=== Task requirements ===
Without changing anything, set down every line shown below.
* * *
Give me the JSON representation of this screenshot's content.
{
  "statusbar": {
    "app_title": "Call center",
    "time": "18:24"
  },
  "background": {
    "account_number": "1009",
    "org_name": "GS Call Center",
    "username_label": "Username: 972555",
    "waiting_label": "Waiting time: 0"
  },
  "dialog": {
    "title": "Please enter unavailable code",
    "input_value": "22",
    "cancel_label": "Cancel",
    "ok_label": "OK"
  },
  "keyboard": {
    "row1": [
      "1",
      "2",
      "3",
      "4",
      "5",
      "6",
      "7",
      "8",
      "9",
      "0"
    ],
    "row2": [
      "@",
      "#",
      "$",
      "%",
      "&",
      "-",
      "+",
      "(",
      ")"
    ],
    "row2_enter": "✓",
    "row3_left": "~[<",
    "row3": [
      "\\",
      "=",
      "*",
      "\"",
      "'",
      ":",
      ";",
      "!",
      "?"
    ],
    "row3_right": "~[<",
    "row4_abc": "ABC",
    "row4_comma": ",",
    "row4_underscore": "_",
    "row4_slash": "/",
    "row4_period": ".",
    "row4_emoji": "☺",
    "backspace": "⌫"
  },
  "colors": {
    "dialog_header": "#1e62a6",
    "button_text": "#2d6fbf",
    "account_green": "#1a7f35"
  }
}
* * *
=== Response to the exercise ===
Give me the JSON representation of this screenshot's content.
{
  "statusbar": {
    "app_title": "Call center",
    "time": "18:24"
  },
  "background": {
    "account_number": "1009",
    "org_name": "GS Call Center",
    "username_label": "Username: 972555",
    "waiting_label": "Waiting time: 0"
  },
  "dialog": {
    "title": "Please enter unavailable code",
    "input_value": "22",
    "cancel_label": "Cancel",
    "ok_label": "OK"
  },
  "keyboard": {
    "row1": [
      "1",
      "2",
      "3",
      "4",
      "5",
      "6",
      "7",
      "8",
      "9",
      "0"
    ],
    "row2": [
      "@",
      "#",
      "$",
      "%",
      "&",
      "-",
      "+",
      "(",
      ")"
    ],
    "row2_enter": "✓",
    "row3_left": "~[<",
    "row3": [
      "\\",
      "=",
      "*",
      "\"",
      "'",
      ":",
      ";",
      "!",
      "?"
    ],
    "row3_right": "~[<",
    "row4_abc": "ABC",
    "row4_comma": ",",
    "row4_underscore": "_",
    "row4_slash": "/",
    "row4_period": ".",
    "row4_emoji": "☺",
    "backspace": "⌫"
  },
  "colors": {
    "dialog_header": "#1e62a6",
    "button_text": "#2d6fbf",
    "account_green": "#1a7f35"
  }
}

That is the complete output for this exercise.